= Exercise =
The records, repeated exactly and in full, are the expected answer.

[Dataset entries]
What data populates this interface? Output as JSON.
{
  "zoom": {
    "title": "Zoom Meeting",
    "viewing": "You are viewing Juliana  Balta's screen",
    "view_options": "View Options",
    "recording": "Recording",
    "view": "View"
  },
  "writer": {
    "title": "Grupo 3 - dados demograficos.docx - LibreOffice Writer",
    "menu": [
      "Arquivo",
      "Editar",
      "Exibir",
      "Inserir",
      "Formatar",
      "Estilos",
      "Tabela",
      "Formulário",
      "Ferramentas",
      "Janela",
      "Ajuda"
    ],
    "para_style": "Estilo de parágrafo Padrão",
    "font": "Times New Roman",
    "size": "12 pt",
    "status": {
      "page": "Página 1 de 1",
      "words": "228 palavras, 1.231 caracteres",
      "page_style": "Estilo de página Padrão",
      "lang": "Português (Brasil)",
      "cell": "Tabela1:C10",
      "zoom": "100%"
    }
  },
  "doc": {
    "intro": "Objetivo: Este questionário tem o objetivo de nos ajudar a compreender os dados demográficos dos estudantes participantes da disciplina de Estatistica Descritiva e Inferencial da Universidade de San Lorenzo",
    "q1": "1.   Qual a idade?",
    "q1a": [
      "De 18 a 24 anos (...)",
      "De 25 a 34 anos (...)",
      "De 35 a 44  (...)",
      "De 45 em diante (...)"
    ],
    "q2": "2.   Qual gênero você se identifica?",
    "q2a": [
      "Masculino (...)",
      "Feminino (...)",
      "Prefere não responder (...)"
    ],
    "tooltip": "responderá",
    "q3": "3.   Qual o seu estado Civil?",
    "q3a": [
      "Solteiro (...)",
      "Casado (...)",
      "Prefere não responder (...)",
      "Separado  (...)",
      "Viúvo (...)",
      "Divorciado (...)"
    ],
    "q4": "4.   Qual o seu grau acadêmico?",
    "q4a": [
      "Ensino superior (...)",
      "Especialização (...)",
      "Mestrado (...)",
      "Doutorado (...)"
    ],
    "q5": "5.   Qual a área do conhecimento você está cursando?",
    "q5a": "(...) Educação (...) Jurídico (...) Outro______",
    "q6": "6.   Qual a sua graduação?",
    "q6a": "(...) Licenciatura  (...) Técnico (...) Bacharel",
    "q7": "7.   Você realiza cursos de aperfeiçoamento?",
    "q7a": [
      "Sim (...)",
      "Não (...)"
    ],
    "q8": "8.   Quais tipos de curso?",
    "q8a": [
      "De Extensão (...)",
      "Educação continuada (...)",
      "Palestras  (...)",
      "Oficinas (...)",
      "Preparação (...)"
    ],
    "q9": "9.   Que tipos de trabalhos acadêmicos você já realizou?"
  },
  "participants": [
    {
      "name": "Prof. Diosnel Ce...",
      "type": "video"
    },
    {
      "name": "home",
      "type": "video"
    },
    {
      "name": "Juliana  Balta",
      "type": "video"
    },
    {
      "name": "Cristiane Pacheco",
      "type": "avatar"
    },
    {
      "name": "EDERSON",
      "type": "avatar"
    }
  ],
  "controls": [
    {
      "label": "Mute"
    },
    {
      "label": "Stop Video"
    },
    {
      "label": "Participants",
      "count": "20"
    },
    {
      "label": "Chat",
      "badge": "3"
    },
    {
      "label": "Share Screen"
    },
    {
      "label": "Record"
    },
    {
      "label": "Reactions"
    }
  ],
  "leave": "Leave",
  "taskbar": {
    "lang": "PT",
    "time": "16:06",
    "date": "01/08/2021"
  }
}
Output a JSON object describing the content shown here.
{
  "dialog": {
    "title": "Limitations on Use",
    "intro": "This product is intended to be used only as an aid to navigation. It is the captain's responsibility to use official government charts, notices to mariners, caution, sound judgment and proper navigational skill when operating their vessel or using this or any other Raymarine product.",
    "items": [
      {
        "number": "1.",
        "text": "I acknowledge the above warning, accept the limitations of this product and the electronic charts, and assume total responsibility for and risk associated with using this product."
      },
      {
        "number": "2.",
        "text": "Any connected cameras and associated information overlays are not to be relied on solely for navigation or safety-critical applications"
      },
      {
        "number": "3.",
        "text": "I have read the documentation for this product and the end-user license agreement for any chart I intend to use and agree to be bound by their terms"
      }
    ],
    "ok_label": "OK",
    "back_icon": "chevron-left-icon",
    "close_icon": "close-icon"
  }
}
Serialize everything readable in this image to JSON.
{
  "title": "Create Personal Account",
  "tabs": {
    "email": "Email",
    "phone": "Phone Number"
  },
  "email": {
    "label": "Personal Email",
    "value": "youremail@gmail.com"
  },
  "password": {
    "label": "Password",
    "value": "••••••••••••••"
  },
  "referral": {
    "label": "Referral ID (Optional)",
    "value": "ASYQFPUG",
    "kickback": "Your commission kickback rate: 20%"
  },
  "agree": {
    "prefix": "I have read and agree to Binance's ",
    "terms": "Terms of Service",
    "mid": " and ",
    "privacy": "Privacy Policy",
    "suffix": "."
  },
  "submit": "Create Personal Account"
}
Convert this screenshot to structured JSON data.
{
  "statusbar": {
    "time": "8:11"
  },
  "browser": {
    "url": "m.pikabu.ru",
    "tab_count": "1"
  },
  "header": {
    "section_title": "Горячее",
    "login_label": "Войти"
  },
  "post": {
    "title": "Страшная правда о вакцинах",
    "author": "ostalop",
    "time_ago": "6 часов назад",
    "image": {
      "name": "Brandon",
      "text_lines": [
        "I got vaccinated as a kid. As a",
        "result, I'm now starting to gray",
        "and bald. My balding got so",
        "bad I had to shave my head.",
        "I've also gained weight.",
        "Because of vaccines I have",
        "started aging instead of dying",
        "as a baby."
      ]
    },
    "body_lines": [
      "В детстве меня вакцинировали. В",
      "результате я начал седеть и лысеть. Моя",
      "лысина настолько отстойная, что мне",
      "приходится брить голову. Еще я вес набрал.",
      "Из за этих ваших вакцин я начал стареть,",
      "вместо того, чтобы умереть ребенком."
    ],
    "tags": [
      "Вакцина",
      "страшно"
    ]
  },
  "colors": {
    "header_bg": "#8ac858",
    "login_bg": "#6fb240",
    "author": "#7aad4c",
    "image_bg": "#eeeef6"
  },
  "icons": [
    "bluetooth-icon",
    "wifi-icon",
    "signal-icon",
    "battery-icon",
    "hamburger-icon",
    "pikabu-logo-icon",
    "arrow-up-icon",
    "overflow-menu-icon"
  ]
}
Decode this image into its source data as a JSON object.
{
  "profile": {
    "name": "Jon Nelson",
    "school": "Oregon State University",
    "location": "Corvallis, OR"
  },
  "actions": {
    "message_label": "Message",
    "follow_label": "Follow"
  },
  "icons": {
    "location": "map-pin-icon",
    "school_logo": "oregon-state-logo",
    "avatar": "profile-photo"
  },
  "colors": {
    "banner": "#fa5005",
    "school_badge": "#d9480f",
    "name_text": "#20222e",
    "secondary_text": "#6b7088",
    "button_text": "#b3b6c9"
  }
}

= Task solution =
What data populates this interface? Output as JSON.
{
  "zoom": {
    "title": "Zoom Meeting",
    "viewing": "You are viewing Juliana  Balta's screen",
    "view_options": "View Options",
    "recording": "Recording",
    "view": "View"
  },
  "writer": {
    "title": "Grupo 3 - dados demograficos.docx - LibreOffice Writer",
    "menu": [
      "Arquivo",
      "Editar",
      "Exibir",
      "Inserir",
      "Formatar",
      "Estilos",
      "Tabela",
      "Formulário",
      "Ferramentas",
      "Janela",
      "Ajuda"
    ],
    "para_style": "Estilo de parágrafo Padrão",
    "font": "Times New Roman",
    "size": "12 pt",
    "status": {
      "page": "Página 1 de 1",
      "words": "228 palavras, 1.231 caracteres",
      "page_style": "Estilo de página Padrão",
      "lang": "Português (Brasil)",
      "cell": "Tabela1:C10",
      "zoom": "100%"
    }
  },
  "doc": {
    "intro": "Objetivo: Este questionário tem o objetivo de nos ajudar a compreender os dados demográficos dos estudantes participantes da disciplina de Estatistica Descritiva e Inferencial da Universidade de San Lorenzo",
    "q1": "1.   Qual a idade?",
    "q1a": [
      "De 18 a 24 anos (...)",
      "De 25 a 34 anos (...)",
      "De 35 a 44  (...)",
      "De 45 em diante (...)"
    ],
    "q2": "2.   Qual gênero você se identifica?",
    "q2a": [
      "Masculino (...)",
      "Feminino (...)",
      "Prefere não responder (...)"
    ],
    "tooltip": "responderá",
    "q3": "3.   Qual o seu estado Civil?",
    "q3a": [
      "Solteiro (...)",
      "Casado (...)",
      "Prefere não responder (...)",
      "Separado  (...)",
      "Viúvo (...)",
      "Divorciado (...)"
    ],
    "q4": "4.   Qual o seu grau acadêmico?",
    "q4a": [
      "Ensino superior (...)",
      "Especialização (...)",
      "Mestrado (...)",
      "Doutorado (...)"
    ],
    "q5": "5.   Qual a área do conhecimento você está cursando?",
    "q5a": "(...) Educação (...) Jurídico (...) Outro______",
    "q6": "6.   Qual a sua graduação?",
    "q6a": "(...) Licenciatura  (...) Técnico (...) Bacharel",
    "q7": "7.   Você realiza cursos de aperfeiçoamento?",
    "q7a": [
      "Sim (...)",
      "Não (...)"
    ],
    "q8": "8.   Quais tipos de curso?",
    "q8a": [
      "De Extensão (...)",
      "Educação continuada (...)",
      "Palestras  (...)",
      "Oficinas (...)",
      "Preparação (...)"
    ],
    "q9": "9.   Que tipos de trabalhos acadêmicos você já realizou?"
  },
  "participants": [
    {
      "name": "Prof. Diosnel Ce...",
      "type": "video"
    },
    {
      "name": "home",
      "type": "video"
    },
    {
      "name": "Juliana  Balta",
      "type": "video"
    },
    {
      "name": "Cristiane Pacheco",
      "type": "avatar"
    },
    {
      "name": "EDERSON",
      "type": "avatar"
    }
  ],
  "controls": [
    {
      "label": "Mute"
    },
    {
      "label": "Stop Video"
    },
    {
      "label": "Participants",
      "count": "20"
    },
    {
      "label": "Chat",
      "badge": "3"
    },
    {
      "label": "Share Screen"
    },
    {
      "label": "Record"
    },
    {
      "label": "Reactions"
    }
  ],
  "leave": "Leave",
  "taskbar": {
    "lang": "PT",
    "time": "16:06",
    "date": "01/08/2021"
  }
}
Output a JSON object describing the content shown here.
{
  "dialog": {
    "title": "Limitations on Use",
    "intro": "This product is intended to be used only as an aid to navigation. It is the captain's responsibility to use official government charts, notices to mariners, caution, sound judgment and proper navigational skill when operating their vessel or using this or any other Raymarine product.",
    "items": [
      {
        "number": "1.",
        "text": "I acknowledge the above warning, accept the limitations of this product and the electronic charts, and assume total responsibility for and risk associated with using this product."
      },
      {
        "number": "2.",
        "text": "Any connected cameras and associated information overlays are not to be relied on solely for navigation or safety-critical applications"
      },
      {
        "number": "3.",
        "text": "I have read the documentation for this product and the end-user license agreement for any chart I intend to use and agree to be bound by their terms"
      }
    ],
    "ok_label": "OK",
    "back_icon": "chevron-left-icon",
    "close_icon": "close-icon"
  }
}
Serialize everything readable in this image to JSON.
{
  "title": "Create Personal Account",
  "tabs": {
    "email": "Email",
    "phone": "Phone Number"
  },
  "email": {
    "label": "Personal Email",
    "value": "youremail@gmail.com"
  },
  "password": {
    "label": "Password",
    "value": "••••••••••••••"
  },
  "referral": {
    "label": "Referral ID (Optional)",
    "value": "ASYQFPUG",
    "kickback": "Your commission kickback rate: 20%"
  },
  "agree": {
    "prefix": "I have read and agree to Binance's ",
    "terms": "Terms of Service",
    "mid": " and ",
    "privacy": "Privacy Policy",
    "suffix": "."
  },
  "submit": "Create Personal Account"
}
Convert this screenshot to structured JSON data.
{
  "statusbar": {
    "time": "8:11"
  },
  "browser": {
    "url": "m.pikabu.ru",
    "tab_count": "1"
  },
  "header": {
    "section_title": "Горячее",
    "login_label": "Войти"
  },
  "post": {
    "title": "Страшная правда о вакцинах",
    "author": "ostalop",
    "time_ago": "6 часов назад",
    "image": {
      "name": "Brandon",
      "text_lines": [
        "I got vaccinated as a kid. As a",
        "result, I'm now starting to gray",
        "and bald. My balding got so",
        "bad I had to shave my head.",
        "I've also gained weight.",
        "Because of vaccines I have",
        "started aging instead of dying",
        "as a baby."
      ]
    },
    "body_lines": [
      "В детстве меня вакцинировали. В",
      "результате я начал седеть и лысеть. Моя",
      "лысина настолько отстойная, что мне",
      "приходится брить голову. Еще я вес набрал.",
      "Из за этих ваших вакцин я начал стареть,",
      "вместо того, чтобы умереть ребенком."
    ],
    "tags": [
      "Вакцина",
      "страшно"
    ]
  },
  "colors": {
    "header_bg": "#8ac858",
    "login_bg": "#6fb240",
    "author": "#7aad4c",
    "image_bg": "#eeeef6"
  },
  "icons": [
    "bluetooth-icon",
    "wifi-icon",
    "signal-icon",
    "battery-icon",
    "hamburger-icon",
    "pikabu-logo-icon",
    "arrow-up-icon",
    "overflow-menu-icon"
  ]
}
Decode this image into its source data as a JSON object.
{
  "profile": {
    "name": "Jon Nelson",
    "school": "Oregon State University",
    "location": "Corvallis, OR"
  },
  "actions": {
    "message_label": "Message",
    "follow_label": "Follow"
  },
  "icons": {
    "location": "map-pin-icon",
    "school_logo": "oregon-state-logo",
    "avatar": "profile-photo"
  },
  "colors": {
    "banner": "#fa5005",
    "school_badge": "#d9480f",
    "name_text": "#20222e",
    "secondary_text": "#6b7088",
    "button_text": "#b3b6c9"
  }
}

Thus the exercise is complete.